## Data shown
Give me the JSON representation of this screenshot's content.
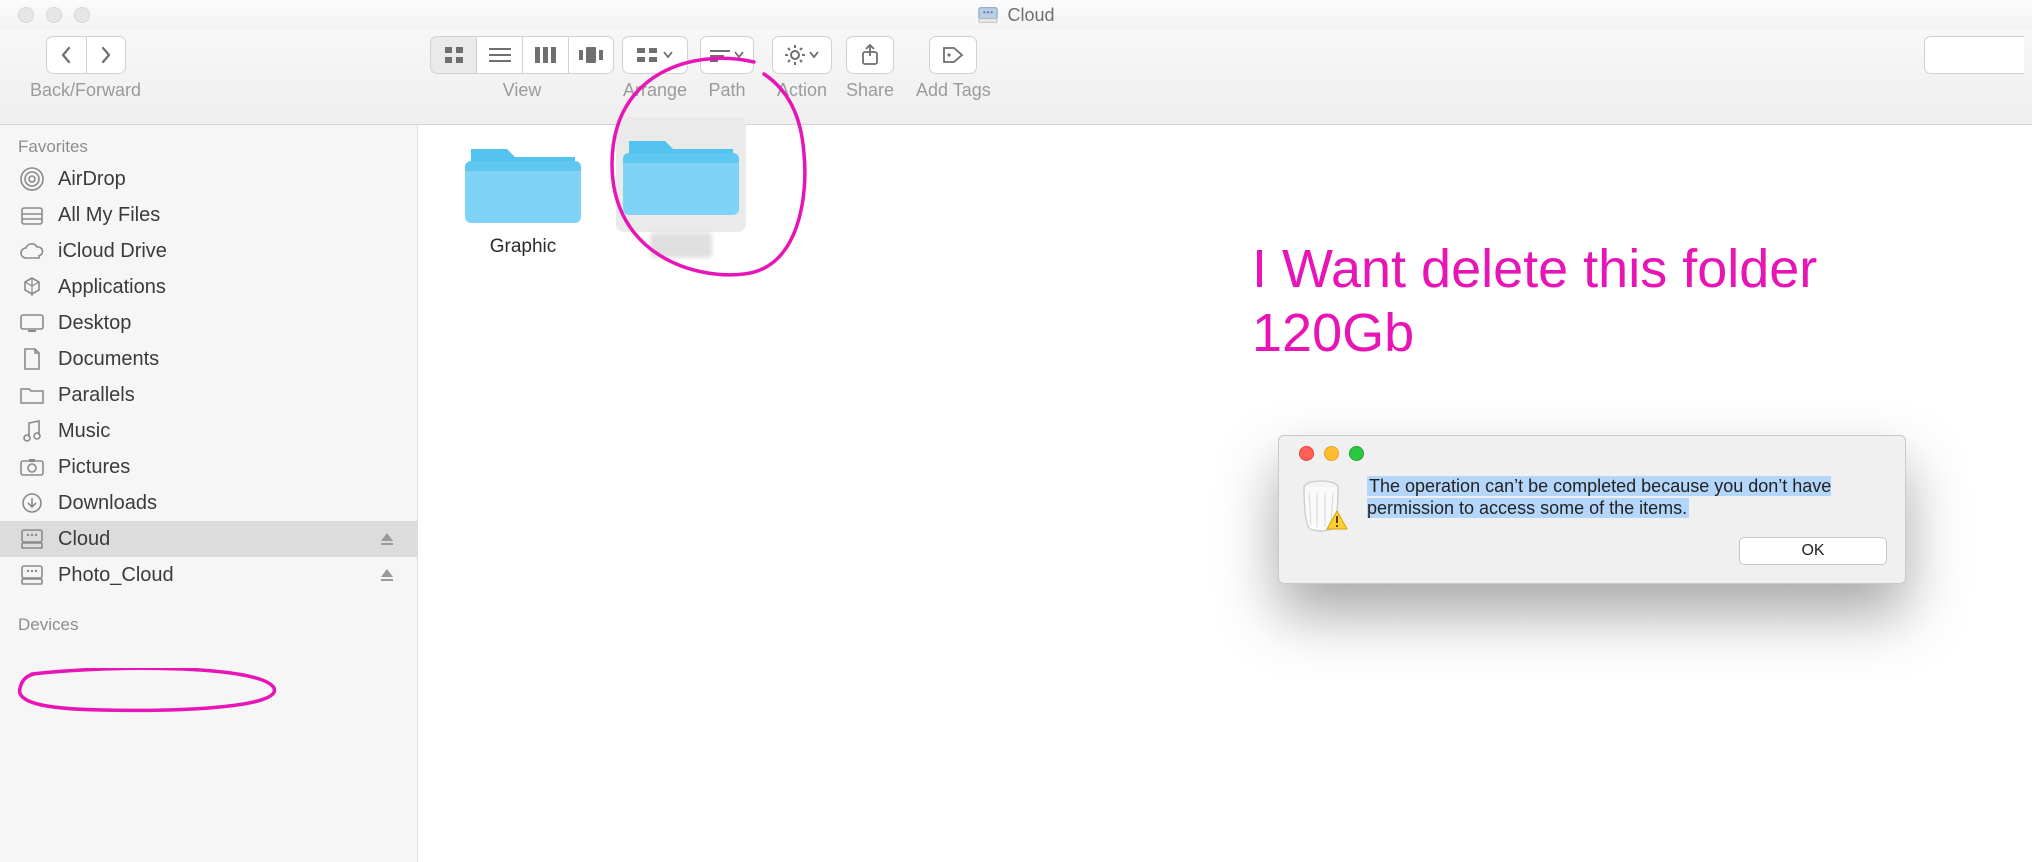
{
  "window": {
    "title": "Cloud"
  },
  "toolbar": {
    "back_forward_label": "Back/Forward",
    "view_label": "View",
    "arrange_label": "Arrange",
    "path_label": "Path",
    "action_label": "Action",
    "share_label": "Share",
    "add_tags_label": "Add Tags"
  },
  "sidebar": {
    "favorites_header": "Favorites",
    "devices_header": "Devices",
    "items": [
      {
        "label": "AirDrop"
      },
      {
        "label": "All My Files"
      },
      {
        "label": "iCloud Drive"
      },
      {
        "label": "Applications"
      },
      {
        "label": "Desktop"
      },
      {
        "label": "Documents"
      },
      {
        "label": "Parallels"
      },
      {
        "label": "Music"
      },
      {
        "label": "Pictures"
      },
      {
        "label": "Downloads"
      },
      {
        "label": "Cloud"
      },
      {
        "label": "Photo_Cloud"
      }
    ]
  },
  "content": {
    "items": [
      {
        "label": "Graphic",
        "selected": false
      },
      {
        "label": "",
        "selected": true
      }
    ]
  },
  "dialog": {
    "message": "The operation can’t be completed because you don’t have permission to access some of the items.",
    "ok_label": "OK"
  },
  "annotation": {
    "line1": "I Want delete this folder",
    "line2": "120Gb"
  }
}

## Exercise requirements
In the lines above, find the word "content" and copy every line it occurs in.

## Output for this task
Give me the JSON representation of this screenshot's content.
  "content": {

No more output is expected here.